What is expected:
Whenever a line in the records below contains "JSON", pick it out.

Dataset records:
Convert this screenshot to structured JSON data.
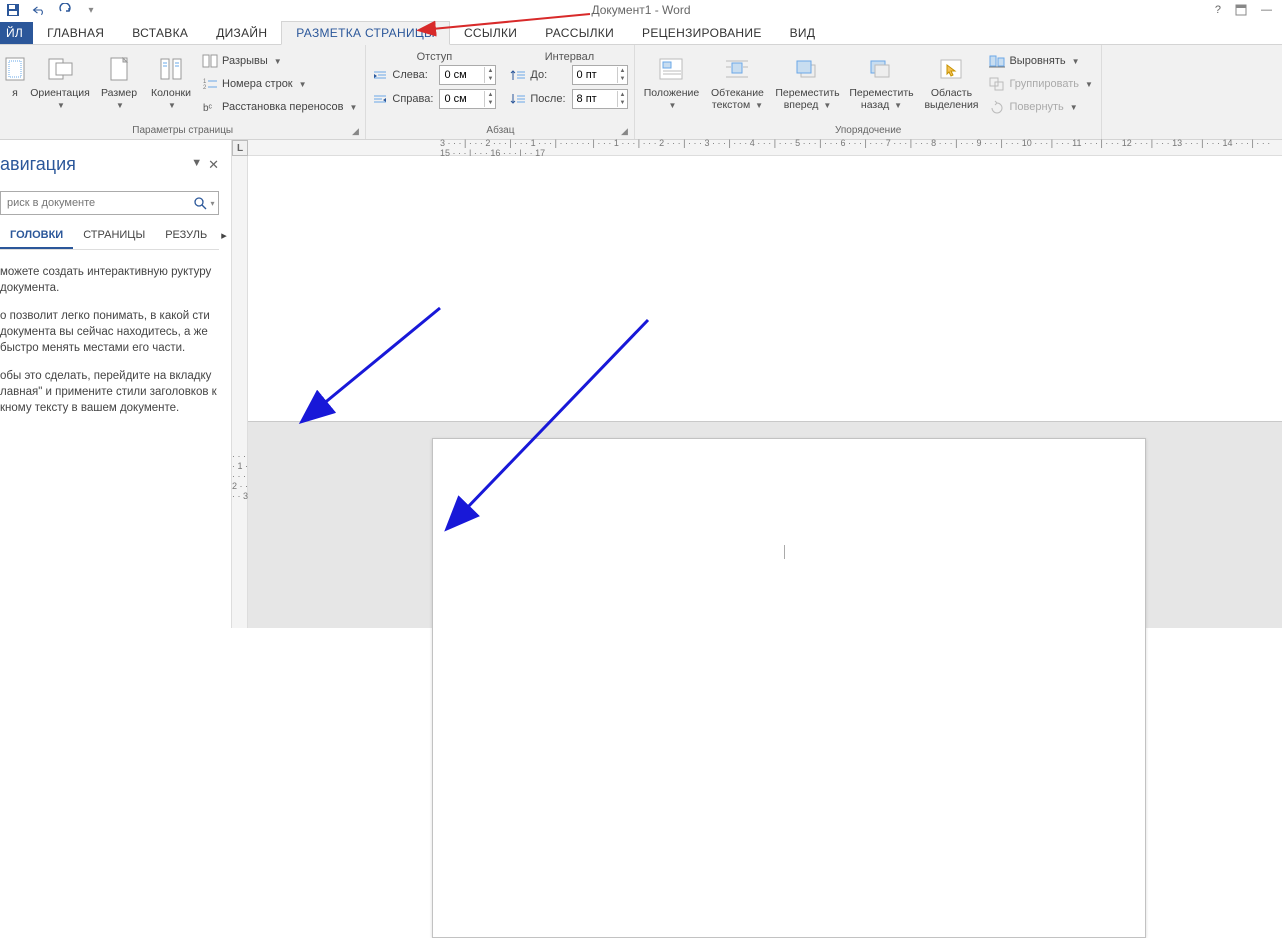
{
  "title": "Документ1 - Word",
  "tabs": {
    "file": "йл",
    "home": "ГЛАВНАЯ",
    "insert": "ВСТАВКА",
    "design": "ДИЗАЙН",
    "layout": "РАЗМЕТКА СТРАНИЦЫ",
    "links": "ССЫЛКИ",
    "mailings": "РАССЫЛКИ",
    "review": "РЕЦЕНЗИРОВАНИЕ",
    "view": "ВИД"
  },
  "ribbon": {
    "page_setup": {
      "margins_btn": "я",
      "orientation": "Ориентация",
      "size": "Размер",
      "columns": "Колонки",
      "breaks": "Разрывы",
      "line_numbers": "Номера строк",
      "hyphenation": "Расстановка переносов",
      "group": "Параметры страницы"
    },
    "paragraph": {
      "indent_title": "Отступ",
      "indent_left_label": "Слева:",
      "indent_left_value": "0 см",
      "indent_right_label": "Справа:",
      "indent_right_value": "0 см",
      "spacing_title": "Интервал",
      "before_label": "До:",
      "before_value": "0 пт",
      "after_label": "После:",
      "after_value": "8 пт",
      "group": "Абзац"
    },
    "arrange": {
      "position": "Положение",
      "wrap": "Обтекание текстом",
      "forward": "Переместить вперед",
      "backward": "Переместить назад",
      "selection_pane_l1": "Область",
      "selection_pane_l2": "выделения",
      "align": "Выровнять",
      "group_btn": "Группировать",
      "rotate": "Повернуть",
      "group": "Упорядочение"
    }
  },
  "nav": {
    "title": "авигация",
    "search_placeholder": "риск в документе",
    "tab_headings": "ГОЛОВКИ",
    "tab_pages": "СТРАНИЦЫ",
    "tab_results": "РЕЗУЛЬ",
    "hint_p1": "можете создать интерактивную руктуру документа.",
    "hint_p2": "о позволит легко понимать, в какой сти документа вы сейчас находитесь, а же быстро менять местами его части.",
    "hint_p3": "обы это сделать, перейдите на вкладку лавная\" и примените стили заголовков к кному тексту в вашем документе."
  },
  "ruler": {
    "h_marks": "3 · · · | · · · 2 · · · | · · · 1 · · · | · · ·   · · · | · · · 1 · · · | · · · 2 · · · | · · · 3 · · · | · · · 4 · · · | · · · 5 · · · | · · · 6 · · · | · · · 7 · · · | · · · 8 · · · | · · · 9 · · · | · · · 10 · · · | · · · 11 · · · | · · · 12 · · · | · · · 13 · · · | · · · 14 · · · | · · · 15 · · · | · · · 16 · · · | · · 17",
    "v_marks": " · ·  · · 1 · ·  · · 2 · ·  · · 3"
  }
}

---

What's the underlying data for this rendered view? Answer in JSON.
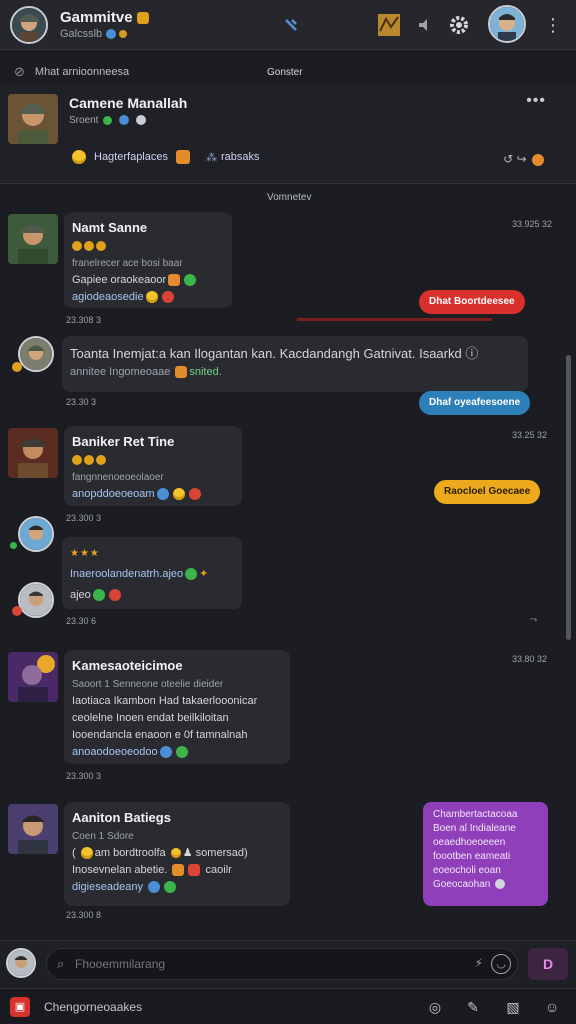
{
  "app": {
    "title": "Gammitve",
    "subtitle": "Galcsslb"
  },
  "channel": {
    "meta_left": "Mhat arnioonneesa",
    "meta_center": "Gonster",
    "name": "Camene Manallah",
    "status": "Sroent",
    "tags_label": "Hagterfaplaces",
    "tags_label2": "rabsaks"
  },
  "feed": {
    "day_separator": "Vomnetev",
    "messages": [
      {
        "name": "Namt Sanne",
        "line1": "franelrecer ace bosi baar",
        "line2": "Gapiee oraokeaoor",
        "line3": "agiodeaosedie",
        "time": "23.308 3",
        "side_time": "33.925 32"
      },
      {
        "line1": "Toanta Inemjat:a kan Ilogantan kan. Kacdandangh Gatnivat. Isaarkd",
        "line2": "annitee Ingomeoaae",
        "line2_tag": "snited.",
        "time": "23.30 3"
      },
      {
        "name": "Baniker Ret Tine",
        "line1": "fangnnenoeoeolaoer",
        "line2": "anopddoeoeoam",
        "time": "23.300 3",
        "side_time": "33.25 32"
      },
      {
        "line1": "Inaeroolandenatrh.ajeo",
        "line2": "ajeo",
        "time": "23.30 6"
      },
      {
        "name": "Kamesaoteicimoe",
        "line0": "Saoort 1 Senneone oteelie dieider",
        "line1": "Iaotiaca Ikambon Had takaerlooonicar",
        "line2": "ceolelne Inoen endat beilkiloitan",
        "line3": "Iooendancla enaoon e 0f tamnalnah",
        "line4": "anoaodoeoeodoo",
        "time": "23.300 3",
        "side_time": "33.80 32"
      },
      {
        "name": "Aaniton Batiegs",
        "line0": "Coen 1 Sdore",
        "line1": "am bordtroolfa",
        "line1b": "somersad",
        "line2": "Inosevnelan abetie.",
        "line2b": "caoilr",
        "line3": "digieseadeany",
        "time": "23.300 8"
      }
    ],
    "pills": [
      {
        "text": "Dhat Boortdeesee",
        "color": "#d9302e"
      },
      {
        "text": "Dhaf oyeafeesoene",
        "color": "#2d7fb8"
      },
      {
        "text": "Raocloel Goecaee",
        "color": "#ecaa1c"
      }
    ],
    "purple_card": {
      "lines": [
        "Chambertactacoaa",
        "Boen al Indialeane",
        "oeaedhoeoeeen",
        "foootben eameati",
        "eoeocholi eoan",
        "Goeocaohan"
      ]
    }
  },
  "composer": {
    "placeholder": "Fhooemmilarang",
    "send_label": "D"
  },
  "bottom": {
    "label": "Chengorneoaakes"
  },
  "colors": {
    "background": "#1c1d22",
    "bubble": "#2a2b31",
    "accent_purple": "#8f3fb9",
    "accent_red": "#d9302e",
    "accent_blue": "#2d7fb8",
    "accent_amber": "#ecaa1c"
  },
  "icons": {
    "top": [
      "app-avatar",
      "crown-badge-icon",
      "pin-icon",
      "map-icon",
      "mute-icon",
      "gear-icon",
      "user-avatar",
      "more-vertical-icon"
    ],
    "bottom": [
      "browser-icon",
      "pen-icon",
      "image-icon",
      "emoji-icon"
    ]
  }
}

Result for this task:
Convert this screenshot to structured JSON data.
What's the underlying data for this rendered view? Answer in JSON.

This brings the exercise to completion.